Don't get 'Dogfished' by Unscrupulous Breeders
We are warning the public about the dangers of being ‘dogfished’ by unscrupulous ‘doggy dealers’ who are putting profits before the welfare of the dogs they are selling.
According to online search trends the demand for buying a puppy in Ireland has sky-rocketed by 400% and so too has the risk of purchasing a dog from a puppy farm.
One Irish family was left heartbroken after purchasing a three-month-old dachshund who was advertised for €1,300 on a well-known online selling platform. When they arrived to collect the puppy, he looked considerably older than the online photo, but they were told, the advert was a few months old and ‘Frank’ was now six months of age. After taking him to the vet, it transpired Frank is approximately two years old and not a puppy at all! Due to his extremely fearful behaviour, Frank was surrendered to us and is now being cared for by an experienced foster carer.
Recently, we carried out research which revealed that 20% of people who purchased a dog during lockdown in Ireland collected their dog on the same day as they first enquired about him/her, highlighting the unfortunate current click and collect culture around the sale of dogs. The following video highlights just some of the responses we collected from people about their experience of buying a dog.
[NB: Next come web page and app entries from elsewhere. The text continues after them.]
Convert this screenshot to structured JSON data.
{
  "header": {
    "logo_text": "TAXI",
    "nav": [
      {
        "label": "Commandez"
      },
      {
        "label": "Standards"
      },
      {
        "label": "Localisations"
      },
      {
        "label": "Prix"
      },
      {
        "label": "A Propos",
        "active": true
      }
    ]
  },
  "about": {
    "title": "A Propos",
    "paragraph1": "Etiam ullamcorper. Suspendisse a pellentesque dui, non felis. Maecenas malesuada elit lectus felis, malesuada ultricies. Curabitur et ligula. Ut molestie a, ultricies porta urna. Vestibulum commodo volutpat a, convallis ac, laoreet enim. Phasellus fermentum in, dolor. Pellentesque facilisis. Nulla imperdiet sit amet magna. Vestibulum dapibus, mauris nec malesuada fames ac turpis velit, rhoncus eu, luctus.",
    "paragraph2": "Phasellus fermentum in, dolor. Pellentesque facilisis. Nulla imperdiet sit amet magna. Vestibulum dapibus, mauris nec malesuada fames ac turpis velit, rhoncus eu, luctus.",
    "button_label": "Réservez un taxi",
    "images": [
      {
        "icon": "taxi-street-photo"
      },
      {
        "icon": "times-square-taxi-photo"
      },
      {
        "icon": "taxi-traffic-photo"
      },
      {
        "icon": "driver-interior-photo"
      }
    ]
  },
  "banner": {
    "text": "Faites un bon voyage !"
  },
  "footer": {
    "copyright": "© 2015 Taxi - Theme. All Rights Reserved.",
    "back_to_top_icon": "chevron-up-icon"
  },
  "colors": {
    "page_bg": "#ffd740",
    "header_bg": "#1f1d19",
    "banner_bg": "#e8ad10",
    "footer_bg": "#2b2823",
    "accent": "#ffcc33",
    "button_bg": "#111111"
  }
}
We also discovered that 82% of those who purchased dogs during this time paid in cash and 34% of dogs were not microchipped, which is not only illegal but can leave the seller totally untraceable and unaccountable should your puppy fall ill. One respondent explained that “The poor pup spent just one day with us and ended up dying after spending three nights at a vet with suspected parvovirus.”
Becky Bristow, Executive Director, Dogs Trust Ireland explains: “While we would love if every dog could be adopted, we understand some people are going to buy a dog or puppy for a variety of reasons. Sadly, it has become almost impossible to do this safely, especially as puppy farmers can go to extreme lengths to disguise themselves as caring breeders and people can unwittingly fuel this vile trade.
Unfortunately, in the digital age we live in, people are often afraid of publicising their bad experiences for fear of being vilified or trolled online, which means puppy farmers can continue to operate in the shadows.”
Karla Dunne, Head of Operations, Dogs Trust Ireland continues: “We have already had a number of puppies surrendered to us who were purchased online in haste, so we are reminding people that ‘A dog is for life, not just for lockdown’. The last thing we want to see are puppies being sold on again when things don’t work out, so please, if you are struggling with your dog or puppy, please contact us for advice, we are here to help.”
We recommend to anybody thinking of getting a dog to visit here for advice and if you have your heart set on a buying a puppy, to visit PetBond.ie where breeders have been checked and verified by a team of vets.